It’s a stunning area to visit, with humble natural beauty at every turn, and many opportunities to wild camp under a brilliantly starry sky.

Your drive will take you on meandering roads that cut through forests and tiny villages where you’re more likely to see a horse and cart than another vehicle.

Look out for the famous wooden churches of Maramures, and the iconic, carved wooden gates that can be found at the entrance to villages and houses alike.

Traditional wooden church architectural style

To truly immerse yourself in the local lifestyle, it’s well worth heading to the Village Hotel in the village of Breb. Here, you can take guided tours of the surrounding area, feast and drink with the villagers, help out with the chores, and learn the local customs.

Breb Village

Heading east out of Maramures will take you into a series of national parks, packed full of mountain trails to hike, fantastic flora, and amazing wildlife.

Check out the Maramures Mountains national park, and the Rodnei Mountains National Park, both of which offer unparalleled peace and tranquillity. The Prislop Pass winds up through the Rodnei mountains, and into Bucovina, the next stop on our trip.

Mountains and gorges in Bucovina

Bucovina encompasses the north-east part of Romania, and is a land of mountains, waterfalls, rivers, and stunning gorges. The roads here are superb for road trips, wide and winding, passing through breathtaking views.

Though one of the smallest parts of the country, many Romanians consider Bucovina to be the most beautiful part of the country.

Bucovina is also a land of craftspeople and artists, which is clear to see when passing through villages such as Ciocanesti, with its colourful houses.

Keep your eyes peeled for the famous painted monasteries that are dotted throughout the region. Meanwhile, Calimani National Park, fondly known as the place where the mountains kiss the sky, is great for hiking.

Plenty of places to camp

If you need a cosy place to stay, Vatra Dornei is a town in the mountains, with beautiful parks, access to mountain resorts, and a bustling town centre.

Follow national road 17B south east for a stunning drive along the banks of the bubbling Bistrita River. There are several opportunities to stop for a picnic or wild camping, with the tiny river island of Zugreni being a hidden treasure.

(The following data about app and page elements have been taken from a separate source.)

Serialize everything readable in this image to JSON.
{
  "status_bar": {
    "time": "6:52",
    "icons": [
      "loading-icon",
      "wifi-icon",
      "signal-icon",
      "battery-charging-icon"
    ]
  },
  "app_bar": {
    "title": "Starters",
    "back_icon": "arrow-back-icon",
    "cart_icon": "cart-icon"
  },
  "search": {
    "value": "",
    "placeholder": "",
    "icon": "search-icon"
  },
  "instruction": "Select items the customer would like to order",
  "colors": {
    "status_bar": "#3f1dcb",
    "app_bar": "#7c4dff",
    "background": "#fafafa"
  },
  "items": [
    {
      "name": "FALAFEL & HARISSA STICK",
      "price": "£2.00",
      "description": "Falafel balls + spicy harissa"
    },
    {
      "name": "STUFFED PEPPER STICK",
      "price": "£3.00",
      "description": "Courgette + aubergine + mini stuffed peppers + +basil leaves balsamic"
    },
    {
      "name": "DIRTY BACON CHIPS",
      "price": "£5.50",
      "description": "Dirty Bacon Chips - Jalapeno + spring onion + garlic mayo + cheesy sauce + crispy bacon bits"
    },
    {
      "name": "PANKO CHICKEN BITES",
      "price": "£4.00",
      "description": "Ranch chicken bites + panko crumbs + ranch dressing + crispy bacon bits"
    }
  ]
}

Scenic road on the course of Bistrita river

There’s something in the water in Moldova

Not to be mistaken with the Republic of Moldova which is a country in its own right, the Moldova region of Romania lies to the east of the country.

Leaving the mountains behind for the most part, Moldova still has much to offer to the road tripper. Historical towns dot the region, such as Iași and Piatra Neamț, which bring together the old and the new, and are buzzing with culture.

Palace of Culture, Iași

Those seeking an escape to nature can find vast expanses of forest, lakes, and gorges to explore. But for a special experience, it’s well worth seeking out the old health spa town of Slanic-Moldova. Doctors still recommend the healing waters, and the resort remains a popular place to escape the hustle and bustle of the modern world.

Slanic Moldova mountain resort

Slanic-Moldova is famous for its mineral water and has about 15 natural springs, all with different tastes, ranging from sulphuric and eggy, to iron rich and bloody.

One of the many natural springs at Slanic-Moldova

The resort is situated in an area of stunning natural beauty, surrounded by forests, streams, and waterfalls, along with several camping opportunities.

The wild roads of Romania can take you far beyond the tourist trails of Transylvania, and open up a hidden world of outstanding natural beauty, humble people, and incredible experiences. So, what are you waiting for?